Chinese Producers Hope To Impress With Caviar, Truffles And Foie Gras, Though Not All Critics Are Convinced#
As many wealthier Chinese gourmands have developed a taste for western culinary specialties like truffles and foie gras, the domestic market for these expensive delicacies has exploded in recent years. As we have written before ("Fruit Of The Gods” Finding Its Way Eastward"), truffles in particular have gained visibility in the Greater China market following high-profile auctions like the one at which Macau mogul Stanley Ho purchased a giant white truffle for $330,000 in 2007. Today, an article about the increasing number of producers of the "triumvirate of haute cuisine delicacies" -- truffles, caviar and foie gras -- in Canada's Kelowna.com caught our eye.
China's assault on the global gourmet market is still a modest story. But not for long.
Besides its increasingly successful foray into foie gras, the world's most populous nation is also producing truffles and caviar to complete the Holy Trinity of haute cuisine products in demand around the world.
Truffles have long been the preserve of Europeans, particularly the French in the mountainous Perigord region, and caviar has been almost exclusively the domain of the Russians and Iranians.
But the Chinese are moving in on both fronts.
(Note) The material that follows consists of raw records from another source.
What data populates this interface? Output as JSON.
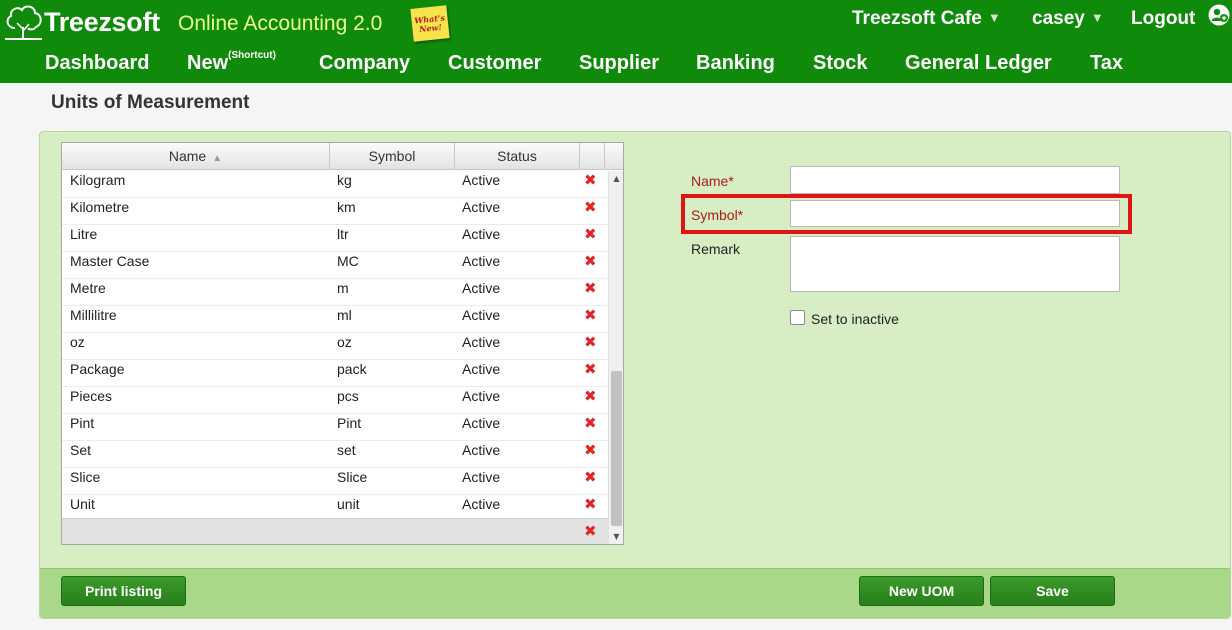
{
  "header": {
    "brand": "Treezsoft",
    "product": "Online Accounting 2.0",
    "whats_new": "What's New!",
    "company": "Treezsoft Cafe",
    "user": "casey",
    "logout": "Logout",
    "caret": "▼",
    "brand_color": "#108a0a",
    "product_color": "#e8ff8e"
  },
  "nav": {
    "dashboard": "Dashboard",
    "new": "New",
    "new_sup": "(Shortcut)",
    "company": "Company",
    "customer": "Customer",
    "supplier": "Supplier",
    "banking": "Banking",
    "stock": "Stock",
    "general_ledger": "General Ledger",
    "tax": "Tax"
  },
  "page": {
    "title": "Units of Measurement"
  },
  "grid": {
    "columns": {
      "name": "Name",
      "sort_indicator": "▲",
      "symbol": "Symbol",
      "status": "Status"
    },
    "delete_glyph": "✖",
    "rows": [
      {
        "name": "Kilogram",
        "symbol": "kg",
        "status": "Active"
      },
      {
        "name": "Kilometre",
        "symbol": "km",
        "status": "Active"
      },
      {
        "name": "Litre",
        "symbol": "ltr",
        "status": "Active"
      },
      {
        "name": "Master Case",
        "symbol": "MC",
        "status": "Active"
      },
      {
        "name": "Metre",
        "symbol": "m",
        "status": "Active"
      },
      {
        "name": "Millilitre",
        "symbol": "ml",
        "status": "Active"
      },
      {
        "name": "oz",
        "symbol": "oz",
        "status": "Active"
      },
      {
        "name": "Package",
        "symbol": "pack",
        "status": "Active"
      },
      {
        "name": "Pieces",
        "symbol": "pcs",
        "status": "Active"
      },
      {
        "name": "Pint",
        "symbol": "Pint",
        "status": "Active"
      },
      {
        "name": "Set",
        "symbol": "set",
        "status": "Active"
      },
      {
        "name": "Slice",
        "symbol": "Slice",
        "status": "Active"
      },
      {
        "name": "Unit",
        "symbol": "unit",
        "status": "Active"
      }
    ]
  },
  "form": {
    "name_label": "Name*",
    "name_value": "",
    "symbol_label": "Symbol*",
    "symbol_value": "",
    "remark_label": "Remark",
    "remark_value": "",
    "inactive_label": "Set to inactive",
    "inactive_checked": false,
    "required_color": "#a6201a",
    "highlight_color": "#e01414"
  },
  "buttons": {
    "print": "Print listing",
    "new_uom": "New UOM",
    "save": "Save"
  }
}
In Yunnan province, for instance, the truffles are abundant and the farmers are accustomed to collecting them. There are no hogs or dogs sniffing for the buried treasure there — the farmers have always known where to find them, they just did not know how precious they were.
For years, Chinese farmers picked truffles to feed to their pigs. Now they collect them for export.
Chinese caviar is having a somewhat easier debut at the world's top tables. It is farmed, never an attribute you look for in fish or fish products, but increasingly common since the one-year ban on exporting Caspian Sea and Amur River caviar in 2006. The mandated pause was nowhere near sufficient to repair the damage sturgeon stocks have suffered from pollution and over-fishing, and without more drastic measures, farmed caviar may soon be the norm — for everyone.
China is not the only country producing farmed caviar, which makes the "method" and the "origin" less of an issue for those who might be snobby about either. France and Italy are both heavily involved in the luxury production.
But for China, it is an infant industry that is growing by leaps and bounds.
From a standing start just a few years ago, in 2008 the Convention on International Trade in Endangered Species (CITES), which oversees the Caspian caviar trade, awarded China the largest quota any nation was given for farmed caviar – 9,400 kilograms.
[Kien Huynh, the Chinese Canadian co-owner and chef at Trois Gros Bistro in Guangzhou] predicts the day is coming quickly when top-end gourmet products that are made in China will be widely available and enjoyed in China, too, and not just in the big cities.
Case in point: he says he can already sell about 30 kg of middling-priced Chinese foie gras a week in his French bistro.
"Chinese people love food," he said. "Just like the French.
"You can sell luxury food here, as long as people have money. And China is developing fast now, in the past 15 years, and more people are getting rich.
"These people are willing to pay for good food," Kien confidently predicted. "The market here will be large and have lots of rich people."